The Westlaw/Lexis duopoly has broken down.

Most firms no longer accept the notion that there is a need to have both vendors. Vendor elimination may come with some initial hassles and inefficiencies. When properly managed and successfully executed, the hassles associated with vendor elimination quickly fade, and an abundance of new efficiencies are created. This is a rare opportunity for firms to free up considerable resources, allowing for the purchase of new and exciting complementary products.

When Feit Consulting first started writing The Sole Provider Playbook, our view was that for a majority of large law firms, the sole-provider option would not be truly viable. After diving into the factors contributing to the sole-provider trend, we have changed our minds. With most firms recovering less than 50% of their legal information costs, it no longer makes sense to have both vendors.

When you consider the redundancy, coupled with the mounting evidence that large law firms are successfully making the change, the case becomes clear: the sole-provider option is not only viable at most firms, including the largest, but it is actually becoming the norm. And, perhaps surprisingly, the vast majority of firms that have made the change are happier.

While eliminating either Lexis or Westlaw is not appropriate for all firms, we believe that every firm must at least entertain the idea as part of regular due diligence and good business practices. Assessing sole-provider viability provides a firm an opportunity to review, revise and refine its legal information strategy and potentially save significant money. Unfortunately, even for firms wishing to remain dual-provider, the short-term kick-out of a vendor might be the only way to achieve reasonable pricing.

It is hard to imagine a law firm emerging today choosing to purchase both Lexis and Westlaw, given unreasonably high pricing for redundant products. Similarly, there is no reason for your firm to feel imprisoned by the traditional dual-provider model. Implementing the change to sole-provider can be a challenging process, but the payoff can be tremendous.

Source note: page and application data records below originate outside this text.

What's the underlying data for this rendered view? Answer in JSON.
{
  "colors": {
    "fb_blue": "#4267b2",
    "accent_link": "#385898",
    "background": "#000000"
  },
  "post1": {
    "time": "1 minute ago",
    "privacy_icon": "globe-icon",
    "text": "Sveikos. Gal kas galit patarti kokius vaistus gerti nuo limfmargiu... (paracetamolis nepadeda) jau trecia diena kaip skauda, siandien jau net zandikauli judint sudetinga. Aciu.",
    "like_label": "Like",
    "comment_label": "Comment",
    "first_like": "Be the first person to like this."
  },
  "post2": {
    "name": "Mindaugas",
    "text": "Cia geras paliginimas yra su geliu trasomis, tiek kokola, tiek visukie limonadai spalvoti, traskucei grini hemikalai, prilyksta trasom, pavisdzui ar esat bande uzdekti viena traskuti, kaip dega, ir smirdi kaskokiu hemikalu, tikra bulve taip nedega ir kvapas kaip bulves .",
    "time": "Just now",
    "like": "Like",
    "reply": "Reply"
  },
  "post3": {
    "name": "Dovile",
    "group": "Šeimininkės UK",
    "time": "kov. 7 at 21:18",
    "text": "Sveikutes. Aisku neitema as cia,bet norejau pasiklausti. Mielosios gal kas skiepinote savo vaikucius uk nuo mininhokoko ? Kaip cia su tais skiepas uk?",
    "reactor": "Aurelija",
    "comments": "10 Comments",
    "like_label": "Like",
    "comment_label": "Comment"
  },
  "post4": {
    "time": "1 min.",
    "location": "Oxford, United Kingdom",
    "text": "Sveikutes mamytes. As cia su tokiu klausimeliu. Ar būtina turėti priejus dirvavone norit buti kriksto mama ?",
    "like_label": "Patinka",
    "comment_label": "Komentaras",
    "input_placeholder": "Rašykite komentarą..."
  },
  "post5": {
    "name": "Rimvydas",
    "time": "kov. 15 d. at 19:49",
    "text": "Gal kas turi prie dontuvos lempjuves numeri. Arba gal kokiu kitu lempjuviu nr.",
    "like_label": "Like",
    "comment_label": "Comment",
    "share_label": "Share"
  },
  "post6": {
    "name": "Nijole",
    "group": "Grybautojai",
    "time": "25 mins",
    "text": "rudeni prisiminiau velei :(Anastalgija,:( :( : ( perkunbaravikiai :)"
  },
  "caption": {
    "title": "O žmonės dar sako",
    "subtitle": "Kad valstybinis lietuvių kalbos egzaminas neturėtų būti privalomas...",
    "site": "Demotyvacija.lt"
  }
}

To learn more about what The Sole Provider Playbook has to offer, click here.

Jan 18

The Surprising Sole-Provider Data!

By Michael Feit | Sole Provider , Surveys

For the first time since the early 1990’s, retaining just Lexis or Westlaw has become the norm. Today, nearly 51% of large law firms have opted to retain only one vendor. There are roughly 400 law firms with over 100 attorneys in the US. Within the last year, Feit Consulting collected data on 389 of these firms. The majority, 51% (198), now only have one vendor. 75 large law firms have eliminated Westlaw, and 123 eliminated Lexis. As contracts are negotiated continuously, there is expected minor fluctuations in both directions. *Data Source: 2016 Feit Consulting Research.

Jan 18

Why Recovery Rates Really Matter

By Michael Feit | Best Practices , Sole Provider , Vendors

For the majority of firms that still pass through costs, the true cost is not what you are paying to Lexis or Westlaw.  Instead, the true cost is what the firm was unable to pass through to clients.
 
If a firm is forecasting future recovery rates >80% for either Westlaw or Lexis the business case will show that elimination is not worthwhile. The closer a firm is to passing through and recovering 80% of the costs, the opportunity for savings derived from the elimination of a vendor is essentially eradicated. When recovery rates are high or the negotiated rates with Lexis and Westlaw are low, the costs to replace content and build workarounds, coupled with the hassles involved, would likely negate much of the benefit of going sole provider.
 
Beyond knowing what is the firm’s true costs and recovery rates today, does the firm have a projection for the future?